» Assignment:
From first line to last, give the material again unchanged.

» Data extract:
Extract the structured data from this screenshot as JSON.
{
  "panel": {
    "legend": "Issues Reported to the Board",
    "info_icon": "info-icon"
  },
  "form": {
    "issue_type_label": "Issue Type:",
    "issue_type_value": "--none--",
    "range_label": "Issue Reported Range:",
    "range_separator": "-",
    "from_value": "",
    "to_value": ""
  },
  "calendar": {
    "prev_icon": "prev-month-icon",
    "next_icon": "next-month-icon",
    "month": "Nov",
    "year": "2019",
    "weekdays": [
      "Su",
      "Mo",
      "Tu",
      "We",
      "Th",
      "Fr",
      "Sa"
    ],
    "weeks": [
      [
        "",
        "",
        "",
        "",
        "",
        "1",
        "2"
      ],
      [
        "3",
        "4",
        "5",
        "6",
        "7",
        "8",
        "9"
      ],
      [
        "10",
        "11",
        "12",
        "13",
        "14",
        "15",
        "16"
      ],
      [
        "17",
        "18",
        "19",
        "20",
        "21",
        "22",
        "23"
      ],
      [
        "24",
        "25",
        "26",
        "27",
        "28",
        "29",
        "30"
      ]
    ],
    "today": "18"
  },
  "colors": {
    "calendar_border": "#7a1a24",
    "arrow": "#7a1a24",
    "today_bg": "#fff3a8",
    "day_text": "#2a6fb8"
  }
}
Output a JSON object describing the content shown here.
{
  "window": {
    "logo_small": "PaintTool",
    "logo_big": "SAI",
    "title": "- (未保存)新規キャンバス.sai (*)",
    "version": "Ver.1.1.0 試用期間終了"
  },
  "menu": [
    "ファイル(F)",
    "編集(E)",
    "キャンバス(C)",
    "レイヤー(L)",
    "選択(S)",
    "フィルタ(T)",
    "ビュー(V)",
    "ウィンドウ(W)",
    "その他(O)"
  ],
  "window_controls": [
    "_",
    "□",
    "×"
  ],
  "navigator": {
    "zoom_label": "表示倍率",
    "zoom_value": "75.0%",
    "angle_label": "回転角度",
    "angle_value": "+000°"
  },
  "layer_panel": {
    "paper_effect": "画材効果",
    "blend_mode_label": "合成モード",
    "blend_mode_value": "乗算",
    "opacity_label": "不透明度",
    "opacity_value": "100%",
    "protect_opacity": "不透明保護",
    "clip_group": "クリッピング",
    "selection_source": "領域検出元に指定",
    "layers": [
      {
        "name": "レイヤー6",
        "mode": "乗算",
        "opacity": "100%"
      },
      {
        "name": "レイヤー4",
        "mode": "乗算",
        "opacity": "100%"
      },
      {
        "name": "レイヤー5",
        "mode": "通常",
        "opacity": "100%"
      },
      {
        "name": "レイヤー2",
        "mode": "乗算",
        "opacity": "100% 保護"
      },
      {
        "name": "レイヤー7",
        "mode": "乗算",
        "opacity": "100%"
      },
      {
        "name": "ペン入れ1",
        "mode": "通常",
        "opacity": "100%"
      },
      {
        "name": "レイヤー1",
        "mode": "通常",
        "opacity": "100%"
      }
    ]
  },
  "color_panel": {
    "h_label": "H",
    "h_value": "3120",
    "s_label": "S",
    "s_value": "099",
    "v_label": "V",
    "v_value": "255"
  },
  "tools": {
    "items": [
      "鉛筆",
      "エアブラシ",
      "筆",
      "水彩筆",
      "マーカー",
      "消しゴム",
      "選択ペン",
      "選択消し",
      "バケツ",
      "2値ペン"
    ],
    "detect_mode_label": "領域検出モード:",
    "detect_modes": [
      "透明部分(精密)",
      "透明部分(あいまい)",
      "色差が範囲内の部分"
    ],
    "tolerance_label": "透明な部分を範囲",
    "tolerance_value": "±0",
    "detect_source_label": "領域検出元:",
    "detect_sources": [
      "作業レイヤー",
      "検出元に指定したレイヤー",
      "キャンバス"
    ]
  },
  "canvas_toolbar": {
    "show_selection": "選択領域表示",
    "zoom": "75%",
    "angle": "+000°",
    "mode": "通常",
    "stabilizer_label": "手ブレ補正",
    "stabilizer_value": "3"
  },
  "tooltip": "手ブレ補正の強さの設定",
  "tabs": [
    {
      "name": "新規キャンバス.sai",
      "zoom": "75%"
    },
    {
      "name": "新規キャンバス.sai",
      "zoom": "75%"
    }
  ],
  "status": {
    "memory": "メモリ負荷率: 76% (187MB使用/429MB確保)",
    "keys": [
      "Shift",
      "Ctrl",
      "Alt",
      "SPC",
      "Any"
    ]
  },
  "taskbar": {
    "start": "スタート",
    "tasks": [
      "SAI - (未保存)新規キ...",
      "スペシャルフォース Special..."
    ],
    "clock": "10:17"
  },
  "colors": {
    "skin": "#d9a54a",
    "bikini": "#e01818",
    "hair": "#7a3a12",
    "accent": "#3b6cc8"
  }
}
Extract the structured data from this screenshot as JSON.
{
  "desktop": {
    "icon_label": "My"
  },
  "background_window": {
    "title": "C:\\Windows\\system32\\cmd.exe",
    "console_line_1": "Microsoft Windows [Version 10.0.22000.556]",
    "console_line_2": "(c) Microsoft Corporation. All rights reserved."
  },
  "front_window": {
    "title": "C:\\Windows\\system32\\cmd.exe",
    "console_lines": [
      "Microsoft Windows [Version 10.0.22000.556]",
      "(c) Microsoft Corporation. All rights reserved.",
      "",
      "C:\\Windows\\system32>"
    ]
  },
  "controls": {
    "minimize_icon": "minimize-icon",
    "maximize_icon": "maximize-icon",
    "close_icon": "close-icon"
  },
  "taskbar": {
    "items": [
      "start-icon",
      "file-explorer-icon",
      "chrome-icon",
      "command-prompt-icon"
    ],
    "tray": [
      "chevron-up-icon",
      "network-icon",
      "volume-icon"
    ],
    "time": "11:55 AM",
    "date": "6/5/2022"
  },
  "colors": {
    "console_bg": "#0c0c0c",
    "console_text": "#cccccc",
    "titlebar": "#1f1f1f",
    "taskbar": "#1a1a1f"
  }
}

» Response:
Extract the structured data from this screenshot as JSON.
{
  "panel": {
    "legend": "Issues Reported to the Board",
    "info_icon": "info-icon"
  },
  "form": {
    "issue_type_label": "Issue Type:",
    "issue_type_value": "--none--",
    "range_label": "Issue Reported Range:",
    "range_separator": "-",
    "from_value": "",
    "to_value": ""
  },
  "calendar": {
    "prev_icon": "prev-month-icon",
    "next_icon": "next-month-icon",
    "month": "Nov",
    "year": "2019",
    "weekdays": [
      "Su",
      "Mo",
      "Tu",
      "We",
      "Th",
      "Fr",
      "Sa"
    ],
    "weeks": [
      [
        "",
        "",
        "",
        "",
        "",
        "1",
        "2"
      ],
      [
        "3",
        "4",
        "5",
        "6",
        "7",
        "8",
        "9"
      ],
      [
        "10",
        "11",
        "12",
        "13",
        "14",
        "15",
        "16"
      ],
      [
        "17",
        "18",
        "19",
        "20",
        "21",
        "22",
        "23"
      ],
      [
        "24",
        "25",
        "26",
        "27",
        "28",
        "29",
        "30"
      ]
    ],
    "today": "18"
  },
  "colors": {
    "calendar_border": "#7a1a24",
    "arrow": "#7a1a24",
    "today_bg": "#fff3a8",
    "day_text": "#2a6fb8"
  }
}
Output a JSON object describing the content shown here.
{
  "window": {
    "logo_small": "PaintTool",
    "logo_big": "SAI",
    "title": "- (未保存)新規キャンバス.sai (*)",
    "version": "Ver.1.1.0 試用期間終了"
  },
  "menu": [
    "ファイル(F)",
    "編集(E)",
    "キャンバス(C)",
    "レイヤー(L)",
    "選択(S)",
    "フィルタ(T)",
    "ビュー(V)",
    "ウィンドウ(W)",
    "その他(O)"
  ],
  "window_controls": [
    "_",
    "□",
    "×"
  ],
  "navigator": {
    "zoom_label": "表示倍率",
    "zoom_value": "75.0%",
    "angle_label": "回転角度",
    "angle_value": "+000°"
  },
  "layer_panel": {
    "paper_effect": "画材効果",
    "blend_mode_label": "合成モード",
    "blend_mode_value": "乗算",
    "opacity_label": "不透明度",
    "opacity_value": "100%",
    "protect_opacity": "不透明保護",
    "clip_group": "クリッピング",
    "selection_source": "領域検出元に指定",
    "layers": [
      {
        "name": "レイヤー6",
        "mode": "乗算",
        "opacity": "100%"
      },
      {
        "name": "レイヤー4",
        "mode": "乗算",
        "opacity": "100%"
      },
      {
        "name": "レイヤー5",
        "mode": "通常",
        "opacity": "100%"
      },
      {
        "name": "レイヤー2",
        "mode": "乗算",
        "opacity": "100% 保護"
      },
      {
        "name": "レイヤー7",
        "mode": "乗算",
        "opacity": "100%"
      },
      {
        "name": "ペン入れ1",
        "mode": "通常",
        "opacity": "100%"
      },
      {
        "name": "レイヤー1",
        "mode": "通常",
        "opacity": "100%"
      }
    ]
  },
  "color_panel": {
    "h_label": "H",
    "h_value": "3120",
    "s_label": "S",
    "s_value": "099",
    "v_label": "V",
    "v_value": "255"
  },
  "tools": {
    "items": [
      "鉛筆",
      "エアブラシ",
      "筆",
      "水彩筆",
      "マーカー",
      "消しゴム",
      "選択ペン",
      "選択消し",
      "バケツ",
      "2値ペン"
    ],
    "detect_mode_label": "領域検出モード:",
    "detect_modes": [
      "透明部分(精密)",
      "透明部分(あいまい)",
      "色差が範囲内の部分"
    ],
    "tolerance_label": "透明な部分を範囲",
    "tolerance_value": "±0",
    "detect_source_label": "領域検出元:",
    "detect_sources": [
      "作業レイヤー",
      "検出元に指定したレイヤー",
      "キャンバス"
    ]
  },
  "canvas_toolbar": {
    "show_selection": "選択領域表示",
    "zoom": "75%",
    "angle": "+000°",
    "mode": "通常",
    "stabilizer_label": "手ブレ補正",
    "stabilizer_value": "3"
  },
  "tooltip": "手ブレ補正の強さの設定",
  "tabs": [
    {
      "name": "新規キャンバス.sai",
      "zoom": "75%"
    },
    {
      "name": "新規キャンバス.sai",
      "zoom": "75%"
    }
  ],
  "status": {
    "memory": "メモリ負荷率: 76% (187MB使用/429MB確保)",
    "keys": [
      "Shift",
      "Ctrl",
      "Alt",
      "SPC",
      "Any"
    ]
  },
  "taskbar": {
    "start": "スタート",
    "tasks": [
      "SAI - (未保存)新規キ...",
      "スペシャルフォース Special..."
    ],
    "clock": "10:17"
  },
  "colors": {
    "skin": "#d9a54a",
    "bikini": "#e01818",
    "hair": "#7a3a12",
    "accent": "#3b6cc8"
  }
}
Extract the structured data from this screenshot as JSON.
{
  "desktop": {
    "icon_label": "My"
  },
  "background_window": {
    "title": "C:\\Windows\\system32\\cmd.exe",
    "console_line_1": "Microsoft Windows [Version 10.0.22000.556]",
    "console_line_2": "(c) Microsoft Corporation. All rights reserved."
  },
  "front_window": {
    "title": "C:\\Windows\\system32\\cmd.exe",
    "console_lines": [
      "Microsoft Windows [Version 10.0.22000.556]",
      "(c) Microsoft Corporation. All rights reserved.",
      "",
      "C:\\Windows\\system32>"
    ]
  },
  "controls": {
    "minimize_icon": "minimize-icon",
    "maximize_icon": "maximize-icon",
    "close_icon": "close-icon"
  },
  "taskbar": {
    "items": [
      "start-icon",
      "file-explorer-icon",
      "chrome-icon",
      "command-prompt-icon"
    ],
    "tray": [
      "chevron-up-icon",
      "network-icon",
      "volume-icon"
    ],
    "time": "11:55 AM",
    "date": "6/5/2022"
  },
  "colors": {
    "console_bg": "#0c0c0c",
    "console_text": "#cccccc",
    "titlebar": "#1f1f1f",
    "taskbar": "#1a1a1f"
  }
}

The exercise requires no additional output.